▸ **Records provided**
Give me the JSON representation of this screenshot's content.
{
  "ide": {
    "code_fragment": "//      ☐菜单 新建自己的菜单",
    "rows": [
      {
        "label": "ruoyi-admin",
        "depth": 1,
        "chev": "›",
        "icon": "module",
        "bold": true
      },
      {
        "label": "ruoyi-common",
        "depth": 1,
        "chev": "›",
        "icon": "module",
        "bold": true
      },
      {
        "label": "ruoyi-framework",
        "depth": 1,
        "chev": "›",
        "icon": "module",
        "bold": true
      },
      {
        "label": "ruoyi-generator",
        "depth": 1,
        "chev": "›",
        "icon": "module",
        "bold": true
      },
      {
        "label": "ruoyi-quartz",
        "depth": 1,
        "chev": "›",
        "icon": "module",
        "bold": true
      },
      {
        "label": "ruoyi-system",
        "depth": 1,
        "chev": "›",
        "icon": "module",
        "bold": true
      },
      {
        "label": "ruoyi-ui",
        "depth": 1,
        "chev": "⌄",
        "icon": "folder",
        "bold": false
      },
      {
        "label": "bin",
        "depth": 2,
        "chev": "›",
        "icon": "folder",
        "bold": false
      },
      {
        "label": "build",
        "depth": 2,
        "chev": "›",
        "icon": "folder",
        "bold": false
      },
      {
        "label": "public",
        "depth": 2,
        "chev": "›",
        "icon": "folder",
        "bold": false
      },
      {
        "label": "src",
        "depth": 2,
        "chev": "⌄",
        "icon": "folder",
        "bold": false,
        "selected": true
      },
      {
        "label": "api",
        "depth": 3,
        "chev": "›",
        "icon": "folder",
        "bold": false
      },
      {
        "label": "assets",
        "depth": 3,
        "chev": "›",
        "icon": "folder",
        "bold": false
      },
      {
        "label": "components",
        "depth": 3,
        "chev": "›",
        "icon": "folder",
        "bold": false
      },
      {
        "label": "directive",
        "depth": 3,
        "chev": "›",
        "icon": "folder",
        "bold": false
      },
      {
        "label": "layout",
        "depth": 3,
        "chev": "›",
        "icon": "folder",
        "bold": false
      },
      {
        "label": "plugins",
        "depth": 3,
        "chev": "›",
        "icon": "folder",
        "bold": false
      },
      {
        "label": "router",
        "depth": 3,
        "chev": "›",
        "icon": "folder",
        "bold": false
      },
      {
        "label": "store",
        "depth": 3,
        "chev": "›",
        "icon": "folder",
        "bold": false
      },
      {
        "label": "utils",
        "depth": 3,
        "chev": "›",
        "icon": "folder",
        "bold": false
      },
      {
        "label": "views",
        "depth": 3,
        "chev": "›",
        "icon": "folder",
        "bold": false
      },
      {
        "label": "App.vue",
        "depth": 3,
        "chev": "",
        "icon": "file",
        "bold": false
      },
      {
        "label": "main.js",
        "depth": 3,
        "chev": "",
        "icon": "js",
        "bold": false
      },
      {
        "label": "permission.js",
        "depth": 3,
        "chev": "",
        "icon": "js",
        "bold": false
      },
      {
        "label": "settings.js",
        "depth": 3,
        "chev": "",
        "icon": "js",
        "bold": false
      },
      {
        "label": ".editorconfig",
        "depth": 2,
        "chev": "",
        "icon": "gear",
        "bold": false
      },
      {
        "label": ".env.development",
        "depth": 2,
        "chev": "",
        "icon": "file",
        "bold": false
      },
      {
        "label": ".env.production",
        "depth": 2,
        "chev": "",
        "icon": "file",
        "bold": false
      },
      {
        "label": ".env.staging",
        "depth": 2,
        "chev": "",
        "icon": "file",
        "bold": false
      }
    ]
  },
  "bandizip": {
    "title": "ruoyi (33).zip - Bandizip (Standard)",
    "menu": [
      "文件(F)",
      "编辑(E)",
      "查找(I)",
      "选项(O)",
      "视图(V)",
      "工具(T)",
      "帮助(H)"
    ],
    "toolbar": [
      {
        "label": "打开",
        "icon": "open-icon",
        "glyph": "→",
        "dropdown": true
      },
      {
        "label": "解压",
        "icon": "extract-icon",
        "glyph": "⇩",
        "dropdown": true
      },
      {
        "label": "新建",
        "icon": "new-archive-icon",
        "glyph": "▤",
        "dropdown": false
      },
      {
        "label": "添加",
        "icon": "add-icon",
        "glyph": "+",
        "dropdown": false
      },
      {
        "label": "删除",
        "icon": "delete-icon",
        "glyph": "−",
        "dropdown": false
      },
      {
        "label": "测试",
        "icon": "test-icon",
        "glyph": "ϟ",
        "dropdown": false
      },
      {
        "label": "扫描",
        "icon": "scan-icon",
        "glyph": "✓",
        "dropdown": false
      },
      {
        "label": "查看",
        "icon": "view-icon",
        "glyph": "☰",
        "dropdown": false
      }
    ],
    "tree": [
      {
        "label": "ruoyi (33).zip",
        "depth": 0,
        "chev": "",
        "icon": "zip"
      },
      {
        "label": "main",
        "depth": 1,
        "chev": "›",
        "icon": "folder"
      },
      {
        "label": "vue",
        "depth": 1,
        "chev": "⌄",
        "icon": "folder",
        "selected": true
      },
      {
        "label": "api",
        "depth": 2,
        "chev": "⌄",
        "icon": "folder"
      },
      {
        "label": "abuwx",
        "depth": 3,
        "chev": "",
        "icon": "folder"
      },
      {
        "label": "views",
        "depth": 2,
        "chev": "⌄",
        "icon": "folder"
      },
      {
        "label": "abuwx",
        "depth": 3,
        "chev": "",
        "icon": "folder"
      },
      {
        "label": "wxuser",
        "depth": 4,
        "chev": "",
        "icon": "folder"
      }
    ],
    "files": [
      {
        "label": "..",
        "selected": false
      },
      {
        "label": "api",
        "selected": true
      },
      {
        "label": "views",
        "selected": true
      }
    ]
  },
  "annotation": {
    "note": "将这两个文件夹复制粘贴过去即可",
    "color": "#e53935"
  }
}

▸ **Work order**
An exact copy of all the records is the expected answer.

▸ **Output for this exercise**
Give me the JSON representation of this screenshot's content.
{
  "ide": {
    "code_fragment": "//      ☐菜单 新建自己的菜单",
    "rows": [
      {
        "label": "ruoyi-admin",
        "depth": 1,
        "chev": "›",
        "icon": "module",
        "bold": true
      },
      {
        "label": "ruoyi-common",
        "depth": 1,
        "chev": "›",
        "icon": "module",
        "bold": true
      },
      {
        "label": "ruoyi-framework",
        "depth": 1,
        "chev": "›",
        "icon": "module",
        "bold": true
      },
      {
        "label": "ruoyi-generator",
        "depth": 1,
        "chev": "›",
        "icon": "module",
        "bold": true
      },
      {
        "label": "ruoyi-quartz",
        "depth": 1,
        "chev": "›",
        "icon": "module",
        "bold": true
      },
      {
        "label": "ruoyi-system",
        "depth": 1,
        "chev": "›",
        "icon": "module",
        "bold": true
      },
      {
        "label": "ruoyi-ui",
        "depth": 1,
        "chev": "⌄",
        "icon": "folder",
        "bold": false
      },
      {
        "label": "bin",
        "depth": 2,
        "chev": "›",
        "icon": "folder",
        "bold": false
      },
      {
        "label": "build",
        "depth": 2,
        "chev": "›",
        "icon": "folder",
        "bold": false
      },
      {
        "label": "public",
        "depth": 2,
        "chev": "›",
        "icon": "folder",
        "bold": false
      },
      {
        "label": "src",
        "depth": 2,
        "chev": "⌄",
        "icon": "folder",
        "bold": false,
        "selected": true
      },
      {
        "label": "api",
        "depth": 3,
        "chev": "›",
        "icon": "folder",
        "bold": false
      },
      {
        "label": "assets",
        "depth": 3,
        "chev": "›",
        "icon": "folder",
        "bold": false
      },
      {
        "label": "components",
        "depth": 3,
        "chev": "›",
        "icon": "folder",
        "bold": false
      },
      {
        "label": "directive",
        "depth": 3,
        "chev": "›",
        "icon": "folder",
        "bold": false
      },
      {
        "label": "layout",
        "depth": 3,
        "chev": "›",
        "icon": "folder",
        "bold": false
      },
      {
        "label": "plugins",
        "depth": 3,
        "chev": "›",
        "icon": "folder",
        "bold": false
      },
      {
        "label": "router",
        "depth": 3,
        "chev": "›",
        "icon": "folder",
        "bold": false
      },
      {
        "label": "store",
        "depth": 3,
        "chev": "›",
        "icon": "folder",
        "bold": false
      },
      {
        "label": "utils",
        "depth": 3,
        "chev": "›",
        "icon": "folder",
        "bold": false
      },
      {
        "label": "views",
        "depth": 3,
        "chev": "›",
        "icon": "folder",
        "bold": false
      },
      {
        "label": "App.vue",
        "depth": 3,
        "chev": "",
        "icon": "file",
        "bold": false
      },
      {
        "label": "main.js",
        "depth": 3,
        "chev": "",
        "icon": "js",
        "bold": false
      },
      {
        "label": "permission.js",
        "depth": 3,
        "chev": "",
        "icon": "js",
        "bold": false
      },
      {
        "label": "settings.js",
        "depth": 3,
        "chev": "",
        "icon": "js",
        "bold": false
      },
      {
        "label": ".editorconfig",
        "depth": 2,
        "chev": "",
        "icon": "gear",
        "bold": false
      },
      {
        "label": ".env.development",
        "depth": 2,
        "chev": "",
        "icon": "file",
        "bold": false
      },
      {
        "label": ".env.production",
        "depth": 2,
        "chev": "",
        "icon": "file",
        "bold": false
      },
      {
        "label": ".env.staging",
        "depth": 2,
        "chev": "",
        "icon": "file",
        "bold": false
      }
    ]
  },
  "bandizip": {
    "title": "ruoyi (33).zip - Bandizip (Standard)",
    "menu": [
      "文件(F)",
      "编辑(E)",
      "查找(I)",
      "选项(O)",
      "视图(V)",
      "工具(T)",
      "帮助(H)"
    ],
    "toolbar": [
      {
        "label": "打开",
        "icon": "open-icon",
        "glyph": "→",
        "dropdown": true
      },
      {
        "label": "解压",
        "icon": "extract-icon",
        "glyph": "⇩",
        "dropdown": true
      },
      {
        "label": "新建",
        "icon": "new-archive-icon",
        "glyph": "▤",
        "dropdown": false
      },
      {
        "label": "添加",
        "icon": "add-icon",
        "glyph": "+",
        "dropdown": false
      },
      {
        "label": "删除",
        "icon": "delete-icon",
        "glyph": "−",
        "dropdown": false
      },
      {
        "label": "测试",
        "icon": "test-icon",
        "glyph": "ϟ",
        "dropdown": false
      },
      {
        "label": "扫描",
        "icon": "scan-icon",
        "glyph": "✓",
        "dropdown": false
      },
      {
        "label": "查看",
        "icon": "view-icon",
        "glyph": "☰",
        "dropdown": false
      }
    ],
    "tree": [
      {
        "label": "ruoyi (33).zip",
        "depth": 0,
        "chev": "",
        "icon": "zip"
      },
      {
        "label": "main",
        "depth": 1,
        "chev": "›",
        "icon": "folder"
      },
      {
        "label": "vue",
        "depth": 1,
        "chev": "⌄",
        "icon": "folder",
        "selected": true
      },
      {
        "label": "api",
        "depth": 2,
        "chev": "⌄",
        "icon": "folder"
      },
      {
        "label": "abuwx",
        "depth": 3,
        "chev": "",
        "icon": "folder"
      },
      {
        "label": "views",
        "depth": 2,
        "chev": "⌄",
        "icon": "folder"
      },
      {
        "label": "abuwx",
        "depth": 3,
        "chev": "",
        "icon": "folder"
      },
      {
        "label": "wxuser",
        "depth": 4,
        "chev": "",
        "icon": "folder"
      }
    ],
    "files": [
      {
        "label": "..",
        "selected": false
      },
      {
        "label": "api",
        "selected": true
      },
      {
        "label": "views",
        "selected": true
      }
    ]
  },
  "annotation": {
    "note": "将这两个文件夹复制粘贴过去即可",
    "color": "#e53935"
  }
}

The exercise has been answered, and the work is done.